**Requirement**
Scan the entries below for the word "Refs", then copy each line that holds it.
═════ Data
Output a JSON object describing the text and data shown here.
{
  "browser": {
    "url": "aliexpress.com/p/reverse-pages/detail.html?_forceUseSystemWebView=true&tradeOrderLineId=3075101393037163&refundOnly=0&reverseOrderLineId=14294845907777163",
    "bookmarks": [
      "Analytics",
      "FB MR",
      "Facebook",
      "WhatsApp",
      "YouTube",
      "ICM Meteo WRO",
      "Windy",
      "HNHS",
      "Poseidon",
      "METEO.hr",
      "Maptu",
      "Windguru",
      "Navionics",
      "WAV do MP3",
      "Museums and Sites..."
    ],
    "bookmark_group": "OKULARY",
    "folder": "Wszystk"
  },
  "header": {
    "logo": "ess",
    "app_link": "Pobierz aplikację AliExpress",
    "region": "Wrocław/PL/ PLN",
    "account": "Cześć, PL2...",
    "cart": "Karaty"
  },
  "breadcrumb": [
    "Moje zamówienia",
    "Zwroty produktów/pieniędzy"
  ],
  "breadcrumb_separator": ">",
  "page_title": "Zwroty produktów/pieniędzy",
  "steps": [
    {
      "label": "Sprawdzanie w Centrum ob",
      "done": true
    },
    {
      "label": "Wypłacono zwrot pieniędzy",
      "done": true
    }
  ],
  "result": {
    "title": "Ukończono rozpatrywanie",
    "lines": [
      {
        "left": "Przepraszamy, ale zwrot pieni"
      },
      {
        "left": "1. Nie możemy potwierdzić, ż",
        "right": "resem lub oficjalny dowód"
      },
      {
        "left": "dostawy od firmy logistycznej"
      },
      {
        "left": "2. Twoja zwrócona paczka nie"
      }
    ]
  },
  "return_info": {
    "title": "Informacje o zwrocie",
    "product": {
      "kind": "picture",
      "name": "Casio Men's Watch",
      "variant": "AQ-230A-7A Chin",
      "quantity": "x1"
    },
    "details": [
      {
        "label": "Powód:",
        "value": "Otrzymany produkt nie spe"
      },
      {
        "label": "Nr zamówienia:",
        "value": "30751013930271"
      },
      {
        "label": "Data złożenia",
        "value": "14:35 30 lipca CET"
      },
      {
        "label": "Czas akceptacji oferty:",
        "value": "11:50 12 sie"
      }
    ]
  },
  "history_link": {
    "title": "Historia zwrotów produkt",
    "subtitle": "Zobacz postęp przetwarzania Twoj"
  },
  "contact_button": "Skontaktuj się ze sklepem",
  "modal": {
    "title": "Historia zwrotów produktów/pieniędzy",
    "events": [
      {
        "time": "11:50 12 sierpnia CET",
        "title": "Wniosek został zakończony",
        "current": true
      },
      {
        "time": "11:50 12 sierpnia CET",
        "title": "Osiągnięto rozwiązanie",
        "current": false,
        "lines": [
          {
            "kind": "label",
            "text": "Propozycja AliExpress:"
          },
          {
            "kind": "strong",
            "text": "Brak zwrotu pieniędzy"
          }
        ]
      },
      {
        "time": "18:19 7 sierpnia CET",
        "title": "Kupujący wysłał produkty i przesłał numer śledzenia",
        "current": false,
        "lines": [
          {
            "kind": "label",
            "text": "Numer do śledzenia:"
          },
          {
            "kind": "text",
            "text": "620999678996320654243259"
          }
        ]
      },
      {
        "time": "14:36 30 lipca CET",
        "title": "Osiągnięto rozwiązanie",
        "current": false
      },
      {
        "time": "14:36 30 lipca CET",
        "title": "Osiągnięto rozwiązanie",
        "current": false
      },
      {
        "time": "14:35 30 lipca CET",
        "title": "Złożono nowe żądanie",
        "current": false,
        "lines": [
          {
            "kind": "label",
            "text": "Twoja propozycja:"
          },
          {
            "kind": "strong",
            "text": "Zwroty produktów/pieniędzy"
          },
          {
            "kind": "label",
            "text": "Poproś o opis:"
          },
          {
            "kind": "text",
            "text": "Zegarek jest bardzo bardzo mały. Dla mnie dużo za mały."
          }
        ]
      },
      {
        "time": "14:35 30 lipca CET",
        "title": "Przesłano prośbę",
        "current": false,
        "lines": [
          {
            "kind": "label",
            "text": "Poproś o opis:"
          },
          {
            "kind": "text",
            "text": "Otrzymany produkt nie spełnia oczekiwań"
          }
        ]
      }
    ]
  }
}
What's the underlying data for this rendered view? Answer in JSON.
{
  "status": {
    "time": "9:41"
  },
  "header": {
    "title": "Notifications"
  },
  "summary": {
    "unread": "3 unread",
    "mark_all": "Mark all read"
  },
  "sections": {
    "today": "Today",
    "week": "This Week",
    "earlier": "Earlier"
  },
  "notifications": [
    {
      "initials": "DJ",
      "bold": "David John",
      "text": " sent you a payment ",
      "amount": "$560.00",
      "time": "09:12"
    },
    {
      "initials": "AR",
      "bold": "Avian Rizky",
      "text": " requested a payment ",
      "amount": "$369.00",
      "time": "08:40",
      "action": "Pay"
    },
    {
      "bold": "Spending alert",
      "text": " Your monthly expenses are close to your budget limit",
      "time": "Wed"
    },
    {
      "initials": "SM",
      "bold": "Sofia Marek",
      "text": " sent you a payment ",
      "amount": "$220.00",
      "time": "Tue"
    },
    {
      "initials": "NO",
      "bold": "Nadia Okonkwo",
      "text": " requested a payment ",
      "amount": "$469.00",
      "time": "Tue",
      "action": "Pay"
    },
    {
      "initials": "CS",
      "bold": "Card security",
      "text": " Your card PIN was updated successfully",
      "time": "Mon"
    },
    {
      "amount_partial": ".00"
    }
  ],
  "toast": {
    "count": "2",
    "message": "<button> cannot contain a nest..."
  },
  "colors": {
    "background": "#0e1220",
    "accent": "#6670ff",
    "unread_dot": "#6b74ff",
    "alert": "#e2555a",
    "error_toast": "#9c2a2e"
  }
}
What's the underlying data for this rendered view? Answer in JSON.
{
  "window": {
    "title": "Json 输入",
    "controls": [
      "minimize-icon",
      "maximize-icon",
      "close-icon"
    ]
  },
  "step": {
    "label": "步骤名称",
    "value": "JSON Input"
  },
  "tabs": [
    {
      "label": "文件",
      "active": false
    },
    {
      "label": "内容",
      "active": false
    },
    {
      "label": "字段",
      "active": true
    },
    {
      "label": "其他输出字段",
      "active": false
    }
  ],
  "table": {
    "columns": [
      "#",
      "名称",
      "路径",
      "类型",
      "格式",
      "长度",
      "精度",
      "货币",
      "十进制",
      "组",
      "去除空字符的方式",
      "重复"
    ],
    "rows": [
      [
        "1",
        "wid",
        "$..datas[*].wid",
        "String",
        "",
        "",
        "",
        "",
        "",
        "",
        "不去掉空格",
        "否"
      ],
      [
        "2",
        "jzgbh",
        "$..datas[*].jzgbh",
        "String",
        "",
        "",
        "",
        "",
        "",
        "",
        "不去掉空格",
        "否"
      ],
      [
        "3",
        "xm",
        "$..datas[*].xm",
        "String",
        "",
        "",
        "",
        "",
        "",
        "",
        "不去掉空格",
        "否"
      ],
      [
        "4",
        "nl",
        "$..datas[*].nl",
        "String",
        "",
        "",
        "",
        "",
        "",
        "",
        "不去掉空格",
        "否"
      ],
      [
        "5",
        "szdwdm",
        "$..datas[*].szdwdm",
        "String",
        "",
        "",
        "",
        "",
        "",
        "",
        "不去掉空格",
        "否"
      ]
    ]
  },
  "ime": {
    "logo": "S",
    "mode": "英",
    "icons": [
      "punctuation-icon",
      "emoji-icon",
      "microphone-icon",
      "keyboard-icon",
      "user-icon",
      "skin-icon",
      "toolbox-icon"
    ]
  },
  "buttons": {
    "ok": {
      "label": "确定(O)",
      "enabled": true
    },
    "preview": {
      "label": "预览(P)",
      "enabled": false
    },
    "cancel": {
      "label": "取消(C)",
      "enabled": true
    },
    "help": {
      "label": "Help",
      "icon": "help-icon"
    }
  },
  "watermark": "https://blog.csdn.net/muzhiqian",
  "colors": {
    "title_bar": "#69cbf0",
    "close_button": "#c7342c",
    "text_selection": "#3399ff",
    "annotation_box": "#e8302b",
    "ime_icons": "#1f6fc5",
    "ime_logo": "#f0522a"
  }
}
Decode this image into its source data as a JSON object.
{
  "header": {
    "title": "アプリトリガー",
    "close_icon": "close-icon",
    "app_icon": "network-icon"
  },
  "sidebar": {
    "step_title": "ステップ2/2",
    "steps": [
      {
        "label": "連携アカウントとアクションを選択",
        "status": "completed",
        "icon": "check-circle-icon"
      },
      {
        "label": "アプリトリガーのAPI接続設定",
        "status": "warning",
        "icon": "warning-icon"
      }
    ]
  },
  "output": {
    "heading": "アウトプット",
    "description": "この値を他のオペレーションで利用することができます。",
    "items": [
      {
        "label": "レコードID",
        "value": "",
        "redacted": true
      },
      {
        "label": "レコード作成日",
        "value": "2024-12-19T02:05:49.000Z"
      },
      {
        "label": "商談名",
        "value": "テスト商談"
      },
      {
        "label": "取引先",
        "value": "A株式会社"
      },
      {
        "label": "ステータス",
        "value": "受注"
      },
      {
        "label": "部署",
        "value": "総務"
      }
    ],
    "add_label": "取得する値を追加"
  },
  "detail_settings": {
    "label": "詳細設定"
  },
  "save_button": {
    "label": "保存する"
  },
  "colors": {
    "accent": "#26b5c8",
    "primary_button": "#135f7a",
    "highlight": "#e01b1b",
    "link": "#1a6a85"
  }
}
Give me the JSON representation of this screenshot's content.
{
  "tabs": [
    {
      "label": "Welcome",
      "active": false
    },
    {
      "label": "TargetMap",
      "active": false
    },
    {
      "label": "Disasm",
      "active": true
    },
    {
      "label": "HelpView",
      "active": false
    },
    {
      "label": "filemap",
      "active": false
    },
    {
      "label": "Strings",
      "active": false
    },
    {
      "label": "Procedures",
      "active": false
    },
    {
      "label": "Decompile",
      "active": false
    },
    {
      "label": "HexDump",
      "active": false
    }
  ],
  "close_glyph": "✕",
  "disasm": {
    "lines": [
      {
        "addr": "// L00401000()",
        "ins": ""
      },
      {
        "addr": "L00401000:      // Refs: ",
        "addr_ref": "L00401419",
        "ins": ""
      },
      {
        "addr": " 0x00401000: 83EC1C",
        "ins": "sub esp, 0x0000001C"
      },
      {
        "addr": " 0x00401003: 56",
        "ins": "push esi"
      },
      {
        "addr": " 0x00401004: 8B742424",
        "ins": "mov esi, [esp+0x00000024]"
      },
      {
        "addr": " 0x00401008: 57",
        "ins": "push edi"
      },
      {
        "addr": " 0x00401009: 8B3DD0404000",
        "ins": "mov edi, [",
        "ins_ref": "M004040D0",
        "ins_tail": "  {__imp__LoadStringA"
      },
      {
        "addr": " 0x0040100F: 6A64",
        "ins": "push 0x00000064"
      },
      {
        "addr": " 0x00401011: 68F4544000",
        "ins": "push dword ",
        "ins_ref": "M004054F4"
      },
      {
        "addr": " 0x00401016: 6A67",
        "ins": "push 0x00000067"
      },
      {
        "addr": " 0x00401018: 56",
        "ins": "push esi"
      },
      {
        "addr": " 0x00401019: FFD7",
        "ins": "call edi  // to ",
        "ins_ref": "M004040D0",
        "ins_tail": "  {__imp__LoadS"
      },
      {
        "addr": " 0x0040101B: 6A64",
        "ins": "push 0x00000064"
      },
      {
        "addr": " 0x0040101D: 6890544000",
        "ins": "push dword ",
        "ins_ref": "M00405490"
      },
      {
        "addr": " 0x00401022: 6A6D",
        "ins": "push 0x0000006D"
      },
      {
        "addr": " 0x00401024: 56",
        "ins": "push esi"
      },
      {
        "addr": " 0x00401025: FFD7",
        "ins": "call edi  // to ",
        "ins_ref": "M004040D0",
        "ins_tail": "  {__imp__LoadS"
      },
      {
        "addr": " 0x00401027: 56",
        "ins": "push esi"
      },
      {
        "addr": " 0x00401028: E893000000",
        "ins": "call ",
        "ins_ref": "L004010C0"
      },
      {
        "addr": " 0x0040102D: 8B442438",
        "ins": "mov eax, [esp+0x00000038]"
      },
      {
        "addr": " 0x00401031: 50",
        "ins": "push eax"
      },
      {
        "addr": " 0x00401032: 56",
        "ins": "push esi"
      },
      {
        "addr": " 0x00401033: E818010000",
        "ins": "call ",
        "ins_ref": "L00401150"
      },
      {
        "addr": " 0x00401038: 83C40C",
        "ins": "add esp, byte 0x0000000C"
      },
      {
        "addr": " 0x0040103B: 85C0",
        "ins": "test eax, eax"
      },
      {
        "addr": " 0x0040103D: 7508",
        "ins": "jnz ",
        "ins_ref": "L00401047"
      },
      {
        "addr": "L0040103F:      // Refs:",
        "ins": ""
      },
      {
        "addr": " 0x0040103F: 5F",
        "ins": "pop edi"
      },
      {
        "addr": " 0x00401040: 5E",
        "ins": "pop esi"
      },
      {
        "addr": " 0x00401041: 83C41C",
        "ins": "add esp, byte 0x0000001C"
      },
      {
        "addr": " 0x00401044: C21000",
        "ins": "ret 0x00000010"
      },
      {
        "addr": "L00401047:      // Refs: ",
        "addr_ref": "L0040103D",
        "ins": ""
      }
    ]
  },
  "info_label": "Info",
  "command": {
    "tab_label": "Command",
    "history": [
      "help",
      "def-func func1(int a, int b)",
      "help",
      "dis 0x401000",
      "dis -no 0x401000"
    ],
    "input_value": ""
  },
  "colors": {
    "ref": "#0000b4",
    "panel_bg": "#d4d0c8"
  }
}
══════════
**Response for this exercise**
        "addr": "L00401000:      // Refs: ",
        "addr": "L0040103F:      // Refs:",
        "addr": "L00401047:      // Refs: ",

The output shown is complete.